● App and web page records
=== Section Start ===

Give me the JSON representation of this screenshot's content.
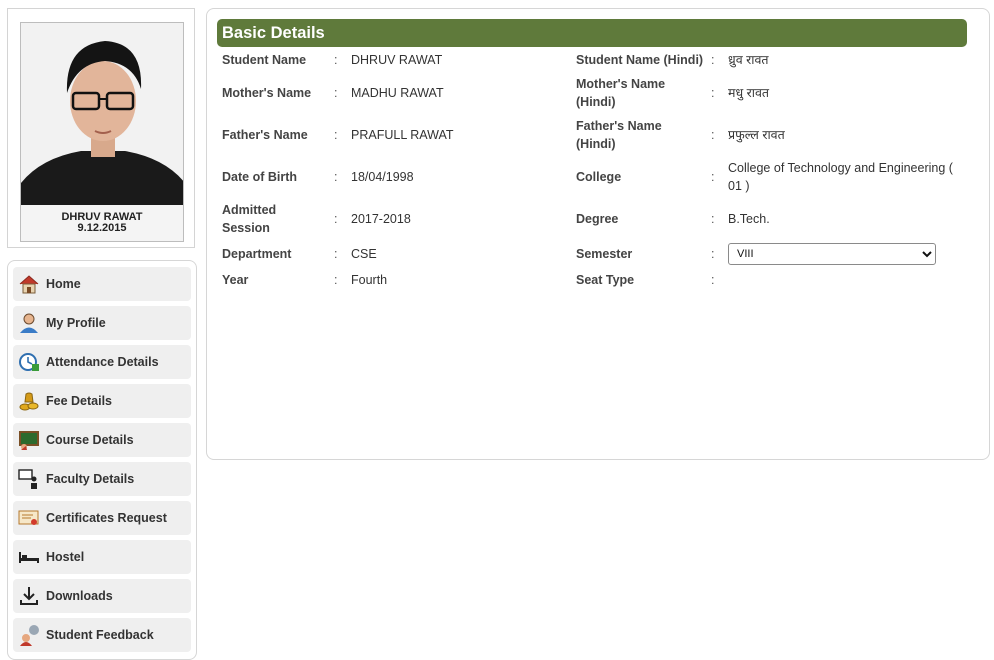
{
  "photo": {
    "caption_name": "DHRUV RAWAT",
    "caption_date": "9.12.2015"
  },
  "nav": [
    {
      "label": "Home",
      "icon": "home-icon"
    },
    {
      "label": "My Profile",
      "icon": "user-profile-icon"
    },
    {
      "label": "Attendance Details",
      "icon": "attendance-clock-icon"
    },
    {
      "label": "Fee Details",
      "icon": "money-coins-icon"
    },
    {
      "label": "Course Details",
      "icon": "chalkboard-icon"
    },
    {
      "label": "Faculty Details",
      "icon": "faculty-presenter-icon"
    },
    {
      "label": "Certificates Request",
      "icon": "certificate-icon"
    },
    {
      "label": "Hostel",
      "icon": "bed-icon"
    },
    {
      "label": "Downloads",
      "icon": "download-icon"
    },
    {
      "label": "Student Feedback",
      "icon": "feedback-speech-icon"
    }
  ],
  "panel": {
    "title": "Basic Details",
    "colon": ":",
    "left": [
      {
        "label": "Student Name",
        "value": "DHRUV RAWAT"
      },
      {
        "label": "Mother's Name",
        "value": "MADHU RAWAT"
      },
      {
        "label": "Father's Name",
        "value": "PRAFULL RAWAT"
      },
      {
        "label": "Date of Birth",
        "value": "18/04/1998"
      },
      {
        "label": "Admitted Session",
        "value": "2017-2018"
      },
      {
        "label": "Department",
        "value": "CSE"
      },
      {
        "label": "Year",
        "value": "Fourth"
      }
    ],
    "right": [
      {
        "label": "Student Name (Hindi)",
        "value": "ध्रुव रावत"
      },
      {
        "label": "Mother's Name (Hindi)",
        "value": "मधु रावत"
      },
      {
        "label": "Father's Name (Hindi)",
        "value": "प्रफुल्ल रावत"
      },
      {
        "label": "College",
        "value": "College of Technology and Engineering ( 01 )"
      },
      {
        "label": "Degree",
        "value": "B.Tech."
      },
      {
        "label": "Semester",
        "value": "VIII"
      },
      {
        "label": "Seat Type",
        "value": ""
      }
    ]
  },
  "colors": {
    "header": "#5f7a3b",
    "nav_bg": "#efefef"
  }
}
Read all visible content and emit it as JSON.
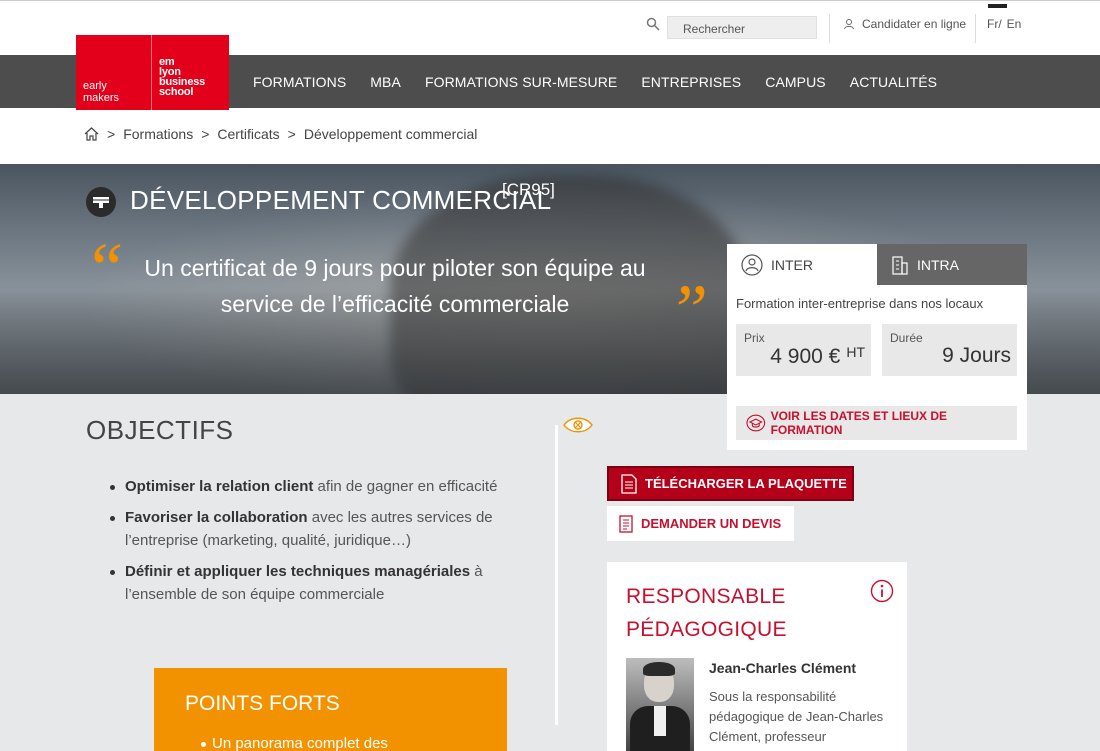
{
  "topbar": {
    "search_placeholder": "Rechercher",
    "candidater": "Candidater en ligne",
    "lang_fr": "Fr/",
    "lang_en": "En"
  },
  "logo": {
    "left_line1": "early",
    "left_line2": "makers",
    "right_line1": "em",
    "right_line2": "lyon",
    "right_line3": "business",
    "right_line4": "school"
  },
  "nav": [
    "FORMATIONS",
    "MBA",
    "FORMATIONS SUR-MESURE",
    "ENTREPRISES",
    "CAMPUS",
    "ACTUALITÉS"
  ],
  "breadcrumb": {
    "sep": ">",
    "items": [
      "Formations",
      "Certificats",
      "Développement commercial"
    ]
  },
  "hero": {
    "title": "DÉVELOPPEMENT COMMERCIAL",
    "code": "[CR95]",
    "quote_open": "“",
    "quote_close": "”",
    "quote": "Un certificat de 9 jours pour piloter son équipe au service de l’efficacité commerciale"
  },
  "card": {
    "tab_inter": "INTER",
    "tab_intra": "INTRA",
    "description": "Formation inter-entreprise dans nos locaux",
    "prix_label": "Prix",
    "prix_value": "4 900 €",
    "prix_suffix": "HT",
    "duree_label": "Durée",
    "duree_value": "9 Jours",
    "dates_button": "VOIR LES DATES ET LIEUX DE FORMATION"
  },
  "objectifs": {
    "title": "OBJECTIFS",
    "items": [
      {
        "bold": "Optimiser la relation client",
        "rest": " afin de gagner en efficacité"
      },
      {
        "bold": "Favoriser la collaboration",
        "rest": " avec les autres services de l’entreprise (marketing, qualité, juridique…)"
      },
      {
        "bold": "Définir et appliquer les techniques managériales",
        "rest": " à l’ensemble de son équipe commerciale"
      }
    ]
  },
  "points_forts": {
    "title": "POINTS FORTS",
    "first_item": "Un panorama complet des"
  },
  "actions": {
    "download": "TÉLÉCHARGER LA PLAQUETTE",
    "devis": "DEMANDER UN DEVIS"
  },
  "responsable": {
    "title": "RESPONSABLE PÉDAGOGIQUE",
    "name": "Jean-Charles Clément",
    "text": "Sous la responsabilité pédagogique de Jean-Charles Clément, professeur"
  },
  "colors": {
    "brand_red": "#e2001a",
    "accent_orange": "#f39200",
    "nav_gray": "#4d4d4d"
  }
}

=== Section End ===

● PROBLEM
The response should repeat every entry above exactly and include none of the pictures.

● EXERCISE RESULT
Give me the JSON representation of this screenshot's content.
{
  "photo": {
    "caption_name": "DHRUV RAWAT",
    "caption_date": "9.12.2015"
  },
  "nav": [
    {
      "label": "Home",
      "icon": "home-icon"
    },
    {
      "label": "My Profile",
      "icon": "user-profile-icon"
    },
    {
      "label": "Attendance Details",
      "icon": "attendance-clock-icon"
    },
    {
      "label": "Fee Details",
      "icon": "money-coins-icon"
    },
    {
      "label": "Course Details",
      "icon": "chalkboard-icon"
    },
    {
      "label": "Faculty Details",
      "icon": "faculty-presenter-icon"
    },
    {
      "label": "Certificates Request",
      "icon": "certificate-icon"
    },
    {
      "label": "Hostel",
      "icon": "bed-icon"
    },
    {
      "label": "Downloads",
      "icon": "download-icon"
    },
    {
      "label": "Student Feedback",
      "icon": "feedback-speech-icon"
    }
  ],
  "panel": {
    "title": "Basic Details",
    "colon": ":",
    "left": [
      {
        "label": "Student Name",
        "value": "DHRUV RAWAT"
      },
      {
        "label": "Mother's Name",
        "value": "MADHU RAWAT"
      },
      {
        "label": "Father's Name",
        "value": "PRAFULL RAWAT"
      },
      {
        "label": "Date of Birth",
        "value": "18/04/1998"
      },
      {
        "label": "Admitted Session",
        "value": "2017-2018"
      },
      {
        "label": "Department",
        "value": "CSE"
      },
      {
        "label": "Year",
        "value": "Fourth"
      }
    ],
    "right": [
      {
        "label": "Student Name (Hindi)",
        "value": "ध्रुव रावत"
      },
      {
        "label": "Mother's Name (Hindi)",
        "value": "मधु रावत"
      },
      {
        "label": "Father's Name (Hindi)",
        "value": "प्रफुल्ल रावत"
      },
      {
        "label": "College",
        "value": "College of Technology and Engineering ( 01 )"
      },
      {
        "label": "Degree",
        "value": "B.Tech."
      },
      {
        "label": "Semester",
        "value": "VIII"
      },
      {
        "label": "Seat Type",
        "value": ""
      }
    ]
  },
  "colors": {
    "header": "#5f7a3b",
    "nav_bg": "#efefef"
  }
}
Read all visible content and emit it as JSON.
{
  "topbar": {
    "search_placeholder": "Rechercher",
    "candidater": "Candidater en ligne",
    "lang_fr": "Fr/",
    "lang_en": "En"
  },
  "logo": {
    "left_line1": "early",
    "left_line2": "makers",
    "right_line1": "em",
    "right_line2": "lyon",
    "right_line3": "business",
    "right_line4": "school"
  },
  "nav": [
    "FORMATIONS",
    "MBA",
    "FORMATIONS SUR-MESURE",
    "ENTREPRISES",
    "CAMPUS",
    "ACTUALITÉS"
  ],
  "breadcrumb": {
    "sep": ">",
    "items": [
      "Formations",
      "Certificats",
      "Développement commercial"
    ]
  },
  "hero": {
    "title": "DÉVELOPPEMENT COMMERCIAL",
    "code": "[CR95]",
    "quote_open": "“",
    "quote_close": "”",
    "quote": "Un certificat de 9 jours pour piloter son équipe au service de l’efficacité commerciale"
  },
  "card": {
    "tab_inter": "INTER",
    "tab_intra": "INTRA",
    "description": "Formation inter-entreprise dans nos locaux",
    "prix_label": "Prix",
    "prix_value": "4 900 €",
    "prix_suffix": "HT",
    "duree_label": "Durée",
    "duree_value": "9 Jours",
    "dates_button": "VOIR LES DATES ET LIEUX DE FORMATION"
  },
  "objectifs": {
    "title": "OBJECTIFS",
    "items": [
      {
        "bold": "Optimiser la relation client",
        "rest": " afin de gagner en efficacité"
      },
      {
        "bold": "Favoriser la collaboration",
        "rest": " avec les autres services de l’entreprise (marketing, qualité, juridique…)"
      },
      {
        "bold": "Définir et appliquer les techniques managériales",
        "rest": " à l’ensemble de son équipe commerciale"
      }
    ]
  },
  "points_forts": {
    "title": "POINTS FORTS",
    "first_item": "Un panorama complet des"
  },
  "actions": {
    "download": "TÉLÉCHARGER LA PLAQUETTE",
    "devis": "DEMANDER UN DEVIS"
  },
  "responsable": {
    "title": "RESPONSABLE PÉDAGOGIQUE",
    "name": "Jean-Charles Clément",
    "text": "Sous la responsabilité pédagogique de Jean-Charles Clément, professeur"
  },
  "colors": {
    "brand_red": "#e2001a",
    "accent_orange": "#f39200",
    "nav_gray": "#4d4d4d"
  }
}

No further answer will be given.